Like everything else in Slovenia, the cuisine is influenced by the countries turbulent history. Italy, Austria, Hungary, and Yugoslavia all left their delicious mark on Slovenian cooking. And Ljubljana is the perfect place to try all those typical dishes as well as international food. My favourite food experience in Ljubljana was the open-air food market. Every Friday (if the weather allows), local restaurants cook in front of the Cathedral with music and drinks. If you want to cook your own tasty meal or buy some food souvenirs, check out the regular daily farmers market. Local farmers sell their goods, and there’s even a fresh milk dispenser! It’s a can’t miss in Ljubljana.
Here are a few things you absolutely have to try:
My favourite Slovenian food is börek. These savoury pies are made with crispy filo pastry and all kinds of fillings. I loved the spinach/cheese version in particular, but there are also meat and potato filled ones. They come as individual little pies or by the slice, and they make for a perfect snack. You can buy them at bakeries, supermarkets, and most döner places.

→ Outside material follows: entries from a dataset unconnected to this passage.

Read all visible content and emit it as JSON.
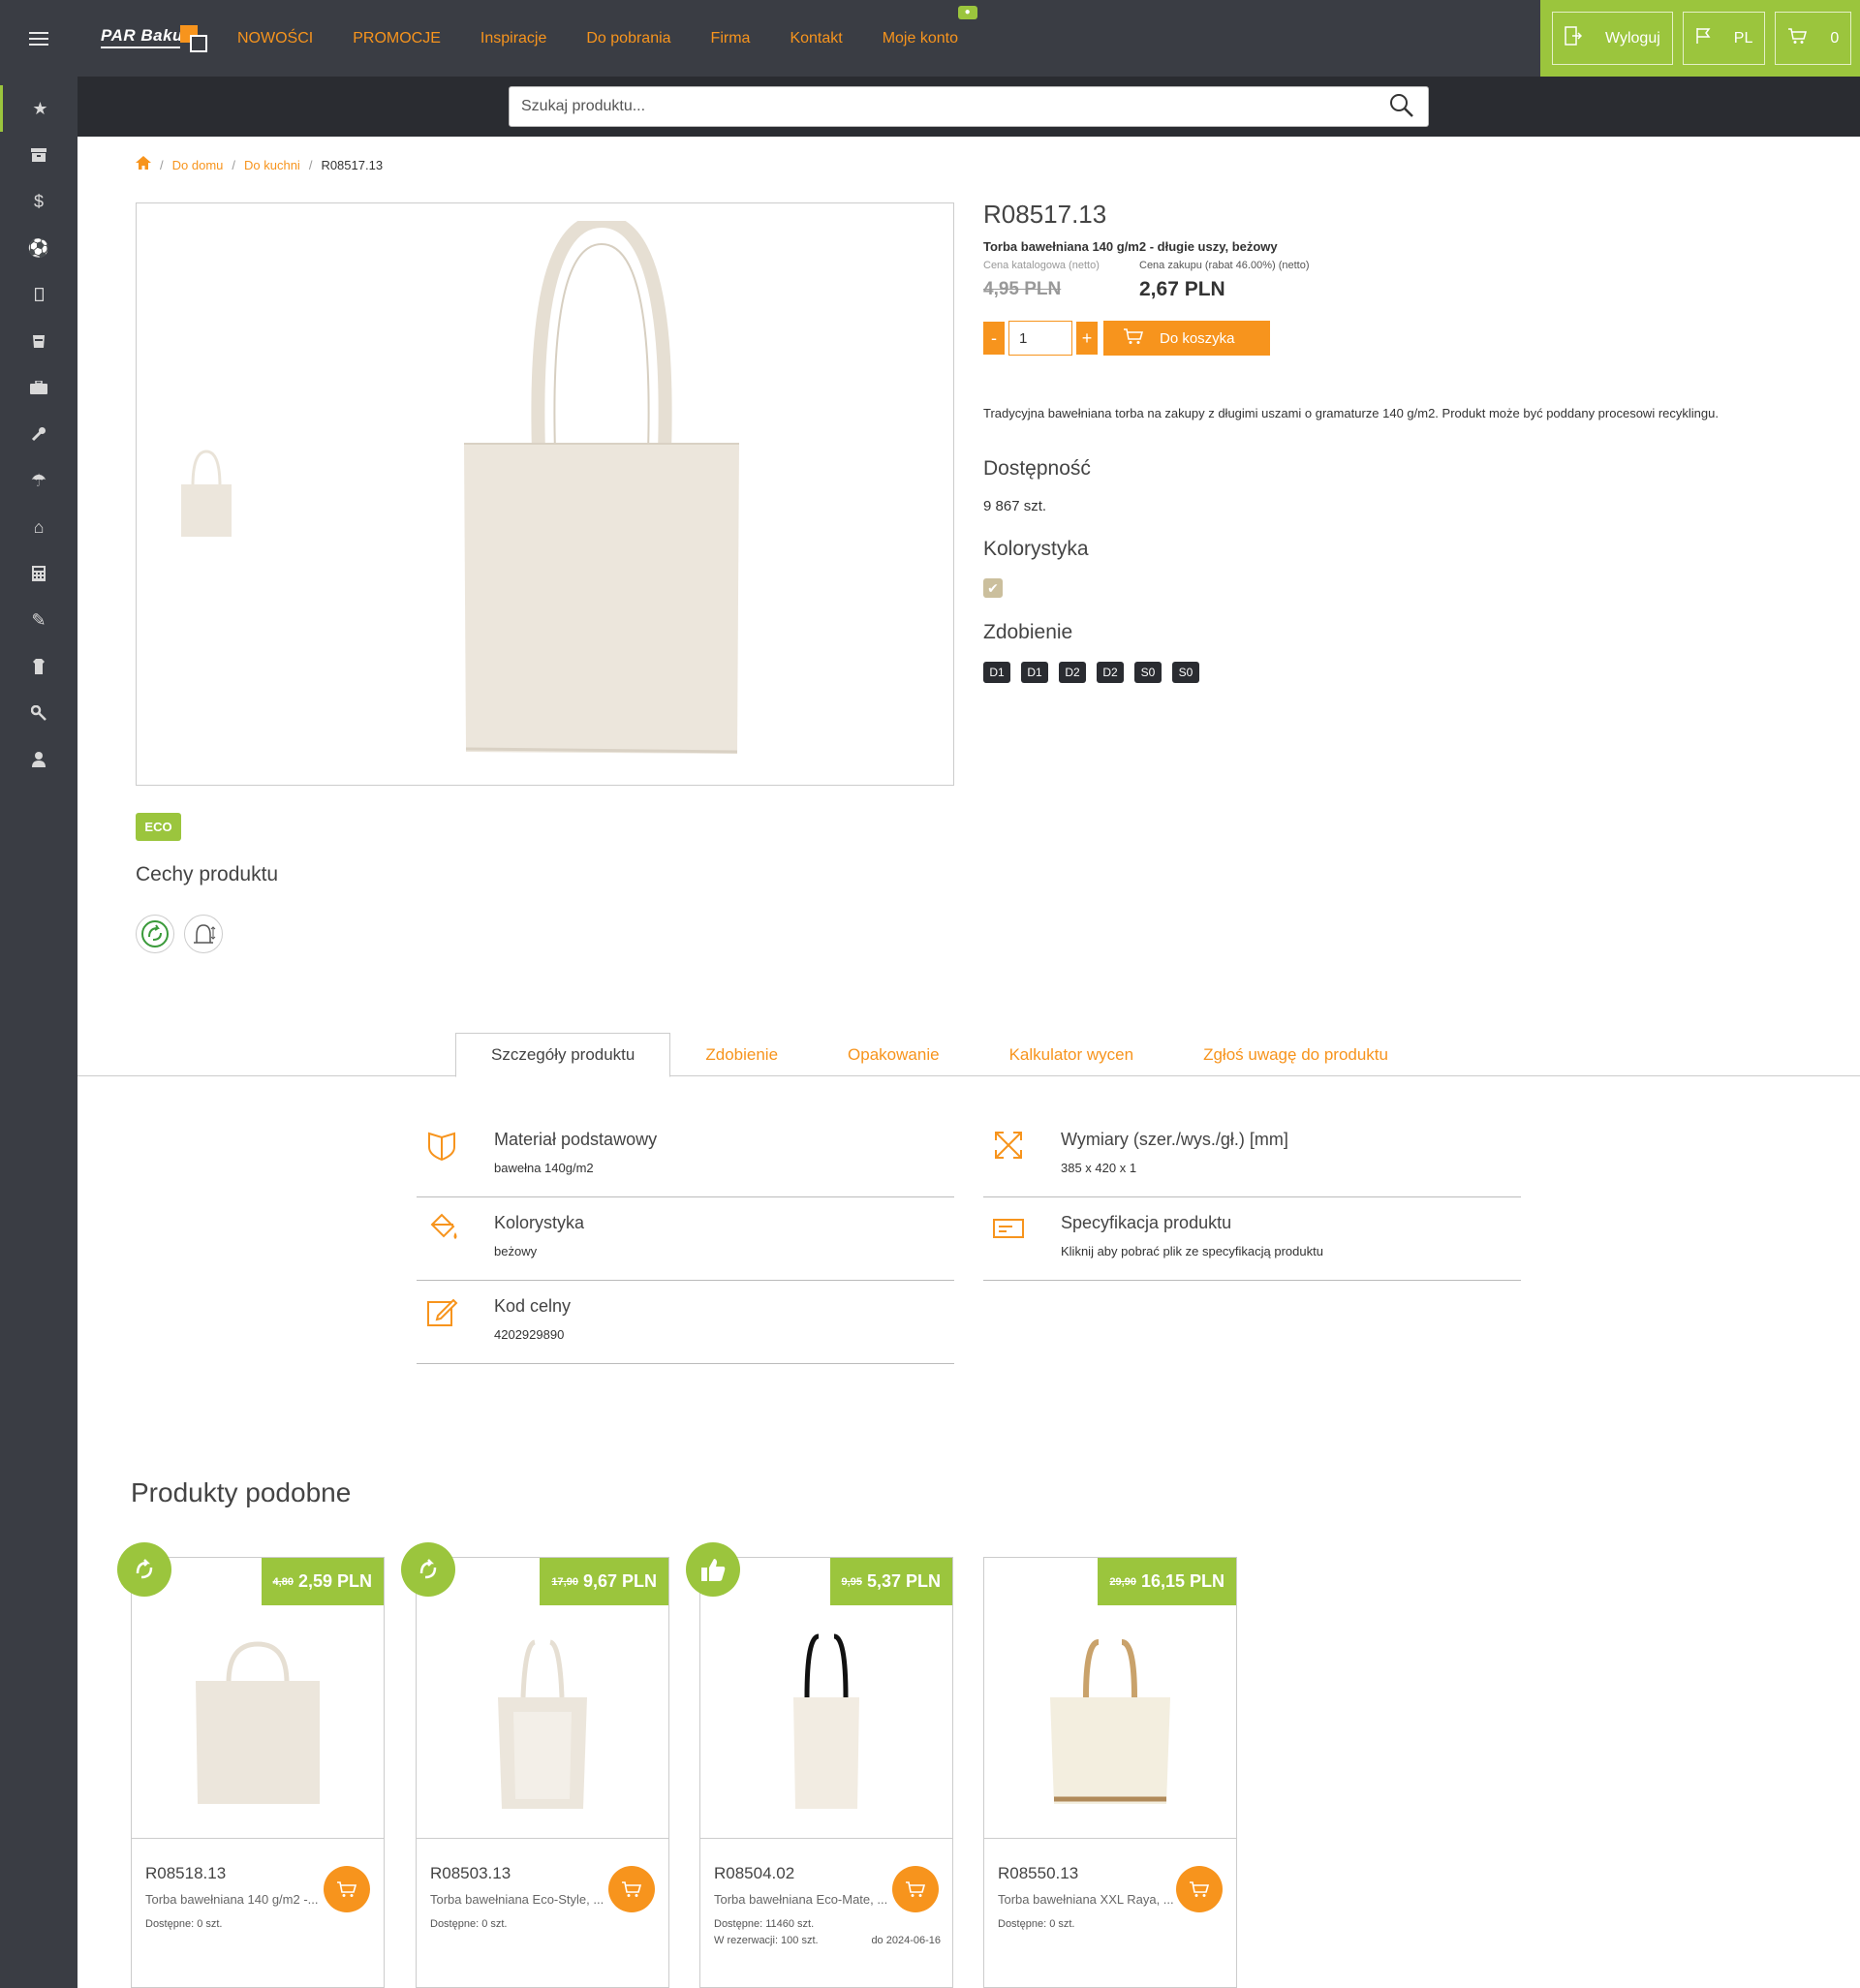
{
  "brand": {
    "logo_text": "PAR Bakuła"
  },
  "nav": {
    "items": [
      "NOWOŚCI",
      "PROMOCJE",
      "Inspiracje",
      "Do pobrania",
      "Firma",
      "Kontakt",
      "Moje konto"
    ]
  },
  "topright": {
    "logout_label": "Wyloguj",
    "lang_label": "PL",
    "cart_count": "0"
  },
  "search": {
    "placeholder": "Szukaj produktu..."
  },
  "sidebar_icons": [
    "star-icon",
    "archive-icon",
    "dollar-icon",
    "soccer-ball-icon",
    "phone-icon",
    "mug-icon",
    "briefcase-icon",
    "wrench-icon",
    "umbrella-icon",
    "home-icon",
    "calculator-icon",
    "edit-icon",
    "shirt-icon",
    "key-icon",
    "user-icon"
  ],
  "breadcrumb": {
    "items": [
      "Do domu",
      "Do kuchni"
    ],
    "current": "R08517.13"
  },
  "product": {
    "sku": "R08517.13",
    "name": "Torba bawełniana 140 g/m2 - długie uszy, beżowy",
    "catalog_price_label": "Cena katalogowa (netto)",
    "catalog_price": "4,95 PLN",
    "buy_price_label": "Cena zakupu (rabat 46.00%) (netto)",
    "buy_price": "2,67 PLN",
    "qty_minus": "-",
    "qty": "1",
    "qty_plus": "+",
    "cart_label": "Do koszyka",
    "description": "Tradycyjna bawełniana torba na zakupy z długimi uszami o gramaturze 140 g/m2. Produkt może być poddany procesowi recyklingu.",
    "availability_title": "Dostępność",
    "availability": "9 867 szt.",
    "colors_title": "Kolorystyka",
    "swatch_color": "#cbbf9d",
    "decoration_title": "Zdobienie",
    "decorations": [
      "D1",
      "D1",
      "D2",
      "D2",
      "S0",
      "S0"
    ],
    "eco_badge": "ECO",
    "features_title": "Cechy produktu"
  },
  "tabs": [
    "Szczegóły produktu",
    "Zdobienie",
    "Opakowanie",
    "Kalkulator wycen",
    "Zgłoś uwagę do produktu"
  ],
  "details": [
    {
      "label": "Materiał podstawowy",
      "value": "bawełna 140g/m2"
    },
    {
      "label": "Wymiary (szer./wys./gł.) [mm]",
      "value": "385 x 420 x 1"
    },
    {
      "label": "Kolorystyka",
      "value": "beżowy"
    },
    {
      "label": "Specyfikacja produktu",
      "value": "Kliknij aby pobrać plik ze specyfikacją produktu"
    },
    {
      "label": "Kod celny",
      "value": "4202929890"
    }
  ],
  "similar": {
    "title": "Produkty podobne",
    "cards": [
      {
        "old": "4,80",
        "price": "2,59 PLN",
        "sku": "R08518.13",
        "name": "Torba bawełniana 140 g/m2 -...",
        "stock": "Dostępne: 0 szt.",
        "badge": "recycle-icon"
      },
      {
        "old": "17,90",
        "price": "9,67 PLN",
        "sku": "R08503.13",
        "name": "Torba bawełniana Eco-Style, ...",
        "stock": "Dostępne: 0 szt.",
        "badge": "recycle-icon"
      },
      {
        "old": "9,95",
        "price": "5,37 PLN",
        "sku": "R08504.02",
        "name": "Torba bawełniana Eco-Mate, ...",
        "stock": "Dostępne: 11460 szt.",
        "reserve": "W rezerwacji: 100 szt.",
        "date": "do 2024-06-16",
        "badge": "thumbs-up-icon"
      },
      {
        "old": "29,90",
        "price": "16,15 PLN",
        "sku": "R08550.13",
        "name": "Torba bawełniana XXL Raya, ...",
        "stock": "Dostępne: 0 szt."
      }
    ]
  },
  "colors": {
    "accent": "#f7941d",
    "green": "#9bc53d",
    "dark": "#3a3d44"
  }
}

Slovenian cuisine is heavily meat-based. Hungarian style goulash is on almost every menu as are different kinds of sausages. Since Slovenia has a big bear population, you may even be able to try some bear sausage. Other popular meats include boar and horse, as well as good old beef and pork. The dry cured Kraški pršut tastes a lot like Italian prosciutto.
Slovenians love a good cake. And so do I! The most famous is probably the Bled cream cake, much like a millefeuille with a custardy cream and whipped cream filling. Potica is less fancy but just as tasty. This bundt style cake has a swirl of delicious walnuts or poppy seeds in the middle. Traditionally they were baked for Christmas and Easter, but they’ve become popular year round.
Much like in Austria, savoury dumplings are popular in Slovenia as well. You can get these štruklji in soups or as main dishes with all kinds of fillings and trimmings.
5. Beer and wine
You may not have expected it, but Slovenia is a big wine country. The most famous white is malvazija, which translates to ‘poor vision’ (probably named after the wine’s effect on your eyesight). The main red wine (and my favourite) is refošk, a dark, rich wine that you definitely do not want to get on your clothes.
Beer is also popular in Slovenia, and especially craft beer is on the rise.